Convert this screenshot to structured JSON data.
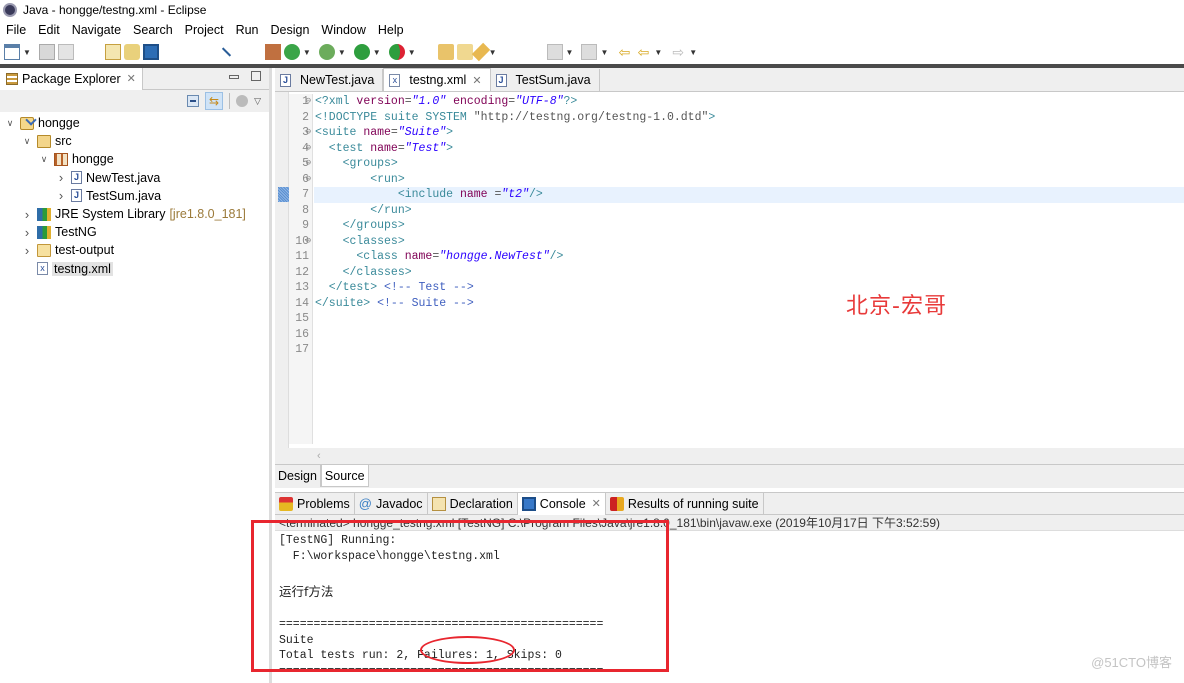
{
  "window": {
    "title": "Java - hongge/testng.xml - Eclipse"
  },
  "menubar": {
    "items": [
      "File",
      "Edit",
      "Navigate",
      "Search",
      "Project",
      "Run",
      "Design",
      "Window",
      "Help"
    ]
  },
  "toolbar": {
    "icons": [
      "new-icon",
      "save-icon",
      "save-all-icon",
      "open-type-icon",
      "sync-icon",
      "console-icon",
      "skip-breakpoints-icon",
      "new-class-icon",
      "coverage-icon",
      "debug-icon",
      "run-icon",
      "external-tools-icon",
      "open-project-icon",
      "open-folder-icon",
      "annotation-icon",
      "next-annotation-icon",
      "prev-annotation-icon",
      "last-edit-icon",
      "back-icon",
      "forward-icon"
    ]
  },
  "package_explorer": {
    "title": "Package Explorer",
    "tree": [
      {
        "label": "hongge",
        "icon": "project-icon",
        "expanded": true,
        "level": 0
      },
      {
        "label": "src",
        "icon": "source-folder-icon",
        "expanded": true,
        "level": 1
      },
      {
        "label": "hongge",
        "icon": "package-icon",
        "expanded": true,
        "level": 2
      },
      {
        "label": "NewTest.java",
        "icon": "java-file-icon",
        "expanded": false,
        "level": 3
      },
      {
        "label": "TestSum.java",
        "icon": "java-file-icon",
        "expanded": false,
        "level": 3
      },
      {
        "label": "JRE System Library",
        "suffix": "[jre1.8.0_181]",
        "icon": "library-icon",
        "expanded": false,
        "level": 1
      },
      {
        "label": "TestNG",
        "icon": "library-icon",
        "expanded": false,
        "level": 1
      },
      {
        "label": "test-output",
        "icon": "folder-icon",
        "expanded": false,
        "level": 1
      },
      {
        "label": "testng.xml",
        "icon": "xml-file-icon",
        "expanded": null,
        "level": 1,
        "selected": true
      }
    ]
  },
  "editor": {
    "tabs": [
      {
        "label": "NewTest.java",
        "icon": "java-file-icon",
        "active": false
      },
      {
        "label": "testng.xml",
        "icon": "xml-file-icon",
        "active": true,
        "closable": true
      },
      {
        "label": "TestSum.java",
        "icon": "java-file-icon",
        "active": false
      }
    ],
    "line_numbers": [
      "1",
      "2",
      "3",
      "4",
      "5",
      "6",
      "7",
      "8",
      "9",
      "10",
      "11",
      "12",
      "13",
      "14",
      "15",
      "16",
      "17"
    ],
    "foldable_lines": [
      1,
      3,
      4,
      5,
      6,
      10
    ],
    "current_line": 7,
    "code_lines": [
      [
        [
          "pi",
          "<?xml "
        ],
        [
          "attr",
          "version"
        ],
        [
          "plain",
          "="
        ],
        [
          "str",
          "\"1.0\""
        ],
        [
          "plain",
          " "
        ],
        [
          "attr",
          "encoding"
        ],
        [
          "plain",
          "="
        ],
        [
          "str",
          "\"UTF-8\""
        ],
        [
          "pi",
          "?>"
        ]
      ],
      [
        [
          "tag",
          "<!DOCTYPE suite SYSTEM "
        ],
        [
          "plain",
          "\"http://testng.org/testng-1.0.dtd\""
        ],
        [
          "tag",
          ">"
        ]
      ],
      [
        [
          "tag",
          "<suite "
        ],
        [
          "attr",
          "name"
        ],
        [
          "plain",
          "="
        ],
        [
          "str",
          "\"Suite\""
        ],
        [
          "tag",
          ">"
        ]
      ],
      [
        [
          "tag",
          "  <test "
        ],
        [
          "attr",
          "name"
        ],
        [
          "plain",
          "="
        ],
        [
          "str",
          "\"Test\""
        ],
        [
          "tag",
          ">"
        ]
      ],
      [
        [
          "tag",
          "    <groups>"
        ]
      ],
      [
        [
          "tag",
          "        <run>"
        ]
      ],
      [
        [
          "tag",
          "            <include "
        ],
        [
          "attr",
          "name"
        ],
        [
          "plain",
          " ="
        ],
        [
          "str",
          "\"t2\""
        ],
        [
          "tag",
          "/>"
        ]
      ],
      [
        [
          "tag",
          "        </run>"
        ]
      ],
      [
        [
          "tag",
          "    </groups>"
        ]
      ],
      [
        [
          "tag",
          "    <classes>"
        ]
      ],
      [
        [
          "tag",
          "      <class "
        ],
        [
          "attr",
          "name"
        ],
        [
          "plain",
          "="
        ],
        [
          "str",
          "\"hongge.NewTest\""
        ],
        [
          "tag",
          "/>"
        ]
      ],
      [
        [
          "tag",
          "    </classes>"
        ]
      ],
      [
        [
          "tag",
          "  </test> "
        ],
        [
          "comment",
          "<!-- Test -->"
        ]
      ],
      [
        [
          "tag",
          "</suite> "
        ],
        [
          "comment",
          "<!-- Suite -->"
        ]
      ],
      [],
      [],
      []
    ],
    "page_tabs": [
      {
        "label": "Design",
        "active": false
      },
      {
        "label": "Source",
        "active": true
      }
    ],
    "annotation": "北京-宏哥"
  },
  "bottom_panel": {
    "tabs": [
      {
        "label": "Problems",
        "icon": "problems-icon",
        "active": false
      },
      {
        "label": "Javadoc",
        "icon": "javadoc-icon",
        "active": false
      },
      {
        "label": "Declaration",
        "icon": "declaration-icon",
        "active": false
      },
      {
        "label": "Console",
        "icon": "console-icon",
        "active": true,
        "closable": true
      },
      {
        "label": "Results of running suite",
        "icon": "testng-icon",
        "active": false
      }
    ],
    "console_header": "<terminated> hongge_testng.xml [TestNG] C:\\Program Files\\Java\\jre1.8.0_181\\bin\\javaw.exe (2019年10月17日 下午3:52:59)",
    "console_lines": [
      {
        "text": "[TestNG] Running:",
        "type": "mono"
      },
      {
        "text": "  F:\\workspace\\hongge\\testng.xml",
        "type": "mono"
      },
      {
        "text": "",
        "type": "blank"
      },
      {
        "text": "运行f方法",
        "type": "cjk"
      },
      {
        "text": "",
        "type": "blank"
      },
      {
        "text": "===============================================",
        "type": "mono"
      },
      {
        "text": "Suite",
        "type": "mono"
      },
      {
        "text": "Total tests run: 2, Failures: 1, Skips: 0",
        "type": "mono"
      },
      {
        "text": "===============================================",
        "type": "mono"
      }
    ]
  },
  "watermark": "@51CTO博客",
  "colors": {
    "highlight_red": "#e8262f",
    "annotation_red": "#e83a3a",
    "xml_tag": "#3a8a9a",
    "xml_attr": "#7f0055",
    "xml_string": "#2a00ff",
    "xml_comment": "#3f5fbf"
  }
}
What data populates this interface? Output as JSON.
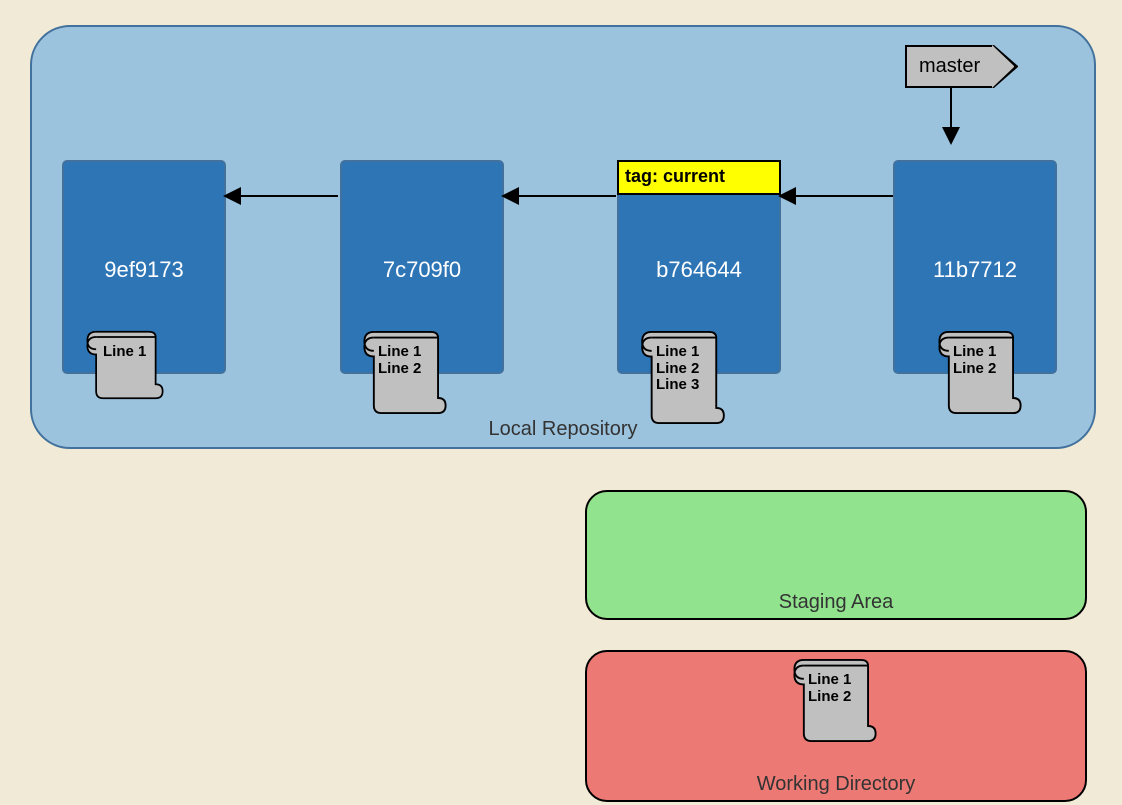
{
  "localRepo": {
    "label": "Local Repository"
  },
  "master": {
    "label": "master"
  },
  "tag": {
    "label": "tag: current"
  },
  "commits": [
    {
      "hash": "9ef9173",
      "lines": "Line 1"
    },
    {
      "hash": "7c709f0",
      "lines": "Line 1\nLine 2"
    },
    {
      "hash": "b764644",
      "lines": "Line 1\nLine 2\nLine 3"
    },
    {
      "hash": "11b7712",
      "lines": "Line 1\nLine 2"
    }
  ],
  "staging": {
    "label": "Staging Area"
  },
  "working": {
    "label": "Working Directory",
    "lines": "Line 1\nLine 2"
  }
}
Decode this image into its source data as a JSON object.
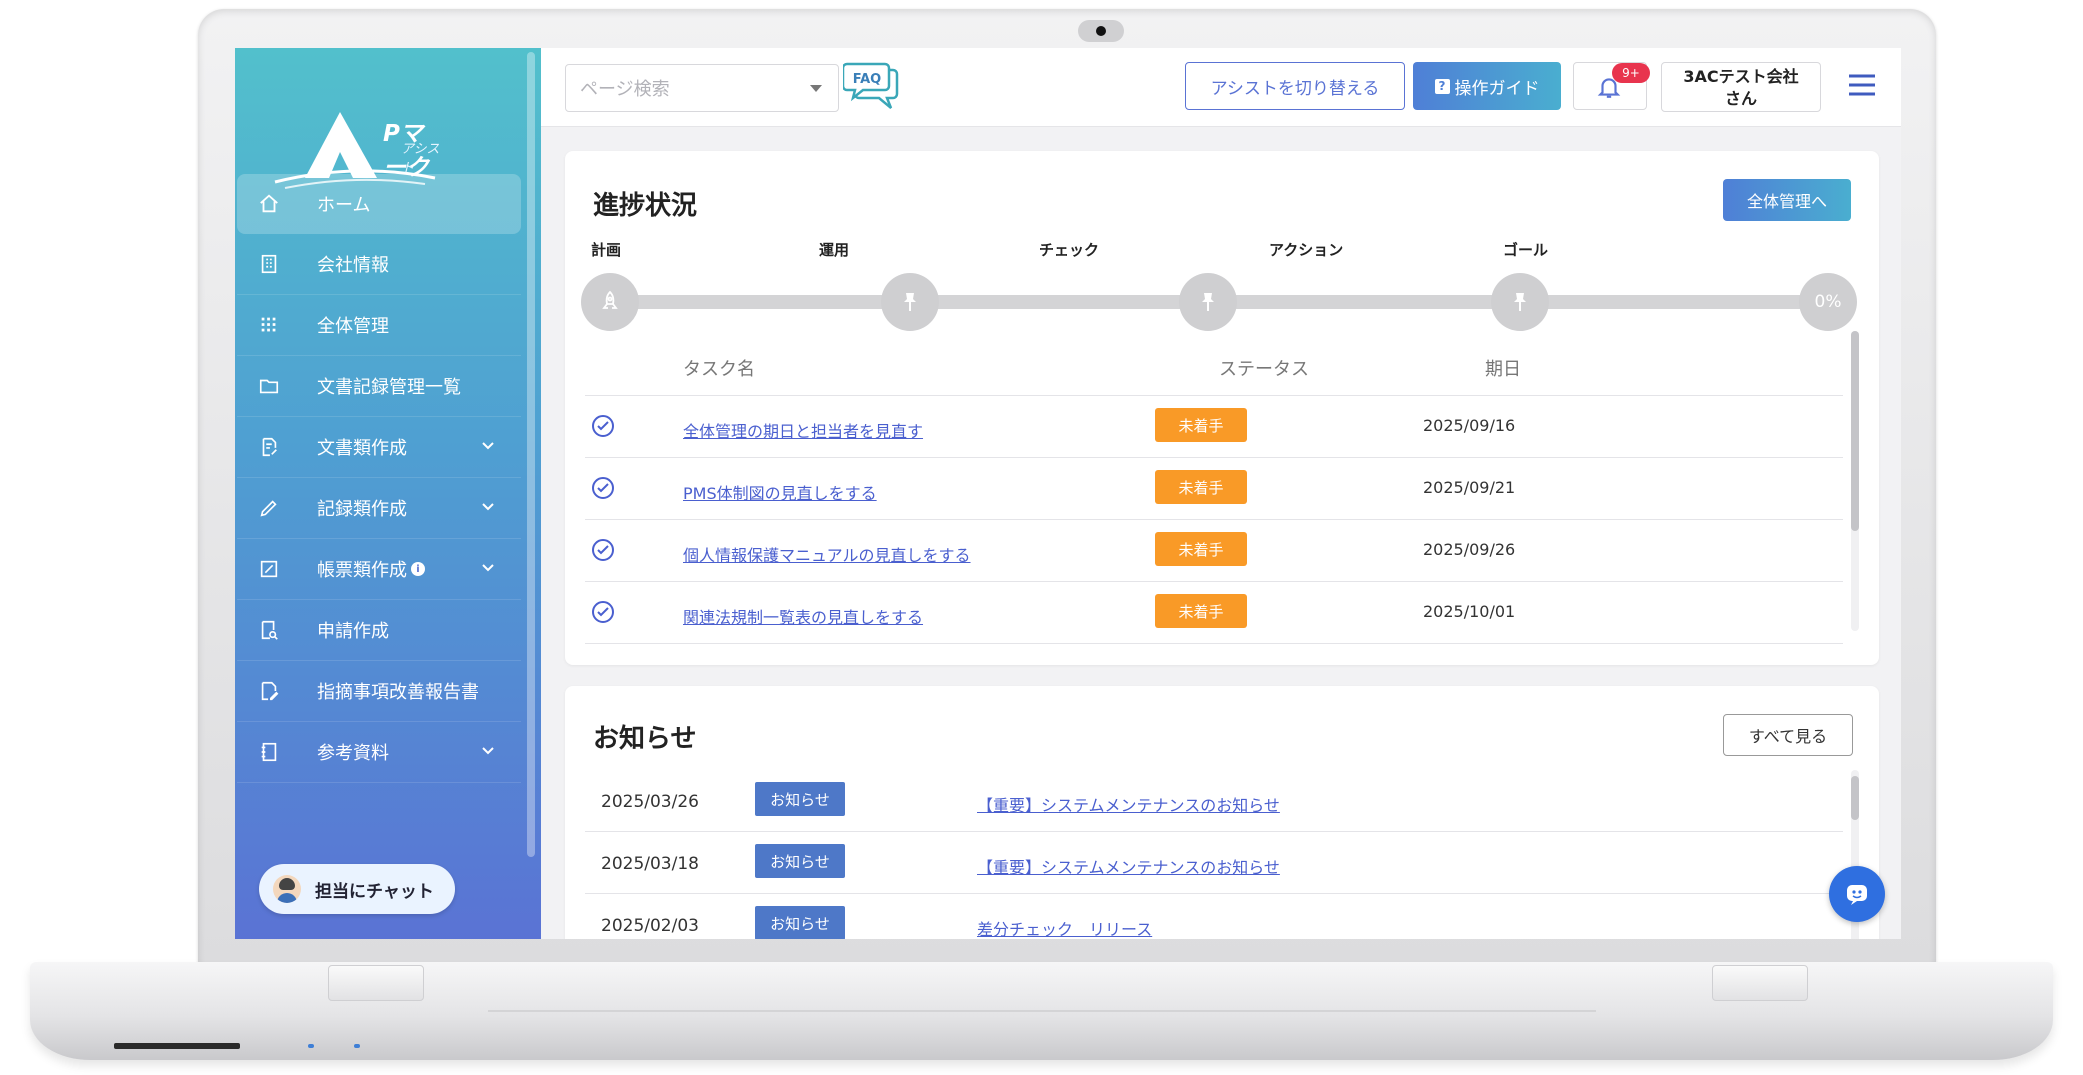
{
  "app": {
    "logo_title": "Pマーク",
    "logo_sub": "アシスト"
  },
  "sidebar": {
    "items": [
      {
        "label": "ホーム",
        "icon": "home-icon",
        "active": true
      },
      {
        "label": "会社情報",
        "icon": "building-icon"
      },
      {
        "label": "全体管理",
        "icon": "grid-icon"
      },
      {
        "label": "文書記録管理一覧",
        "icon": "folder-icon"
      },
      {
        "label": "文書類作成",
        "icon": "document-edit-icon",
        "expandable": true
      },
      {
        "label": "記録類作成",
        "icon": "pencil-icon",
        "expandable": true
      },
      {
        "label": "帳票類作成",
        "icon": "form-icon",
        "expandable": true,
        "info": "i"
      },
      {
        "label": "申請作成",
        "icon": "application-icon"
      },
      {
        "label": "指摘事項改善報告書",
        "icon": "report-icon"
      },
      {
        "label": "参考資料",
        "icon": "book-icon",
        "expandable": true
      }
    ],
    "chat_button": "担当にチャット"
  },
  "header": {
    "search_placeholder": "ページ検索",
    "faq_label": "FAQ",
    "switch_assist": "アシストを切り替える",
    "guide_label": "操作ガイド",
    "guide_badge": "?",
    "notification_count": "9+",
    "company_line1": "3ACテスト会社",
    "company_line2": "さん"
  },
  "progress": {
    "title": "進捗状況",
    "manage_button": "全体管理へ",
    "stages": [
      "計画",
      "運用",
      "チェック",
      "アクション",
      "ゴール"
    ],
    "goal_percent": "0%",
    "columns": {
      "task": "タスク名",
      "status": "ステータス",
      "due": "期日"
    },
    "tasks": [
      {
        "name": "全体管理の期日と担当者を見直す",
        "status": "未着手",
        "due": "2025/09/16"
      },
      {
        "name": "PMS体制図の見直しをする",
        "status": "未着手",
        "due": "2025/09/21"
      },
      {
        "name": "個人情報保護マニュアルの見直しをする",
        "status": "未着手",
        "due": "2025/09/26"
      },
      {
        "name": "関連法規制一覧表の見直しをする",
        "status": "未着手",
        "due": "2025/10/01"
      }
    ]
  },
  "news": {
    "title": "お知らせ",
    "view_all": "すべて見る",
    "items": [
      {
        "date": "2025/03/26",
        "tag": "お知らせ",
        "title": "【重要】システムメンテナンスのお知らせ"
      },
      {
        "date": "2025/03/18",
        "tag": "お知らせ",
        "title": "【重要】システムメンテナンスのお知らせ"
      },
      {
        "date": "2025/02/03",
        "tag": "お知らせ",
        "title": "差分チェック　リリース"
      }
    ]
  },
  "colors": {
    "accent": "#5a73d4",
    "status_orange": "#f99a27",
    "tag_blue": "#4e78c8",
    "link": "#4a5fcf"
  }
}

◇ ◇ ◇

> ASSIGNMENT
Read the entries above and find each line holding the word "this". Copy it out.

> RESPONSE AREA
Convert this screenshot to structured JSON data.
What data populates this interface? Output as JSON.
Decode this image into its source data as a JSON object.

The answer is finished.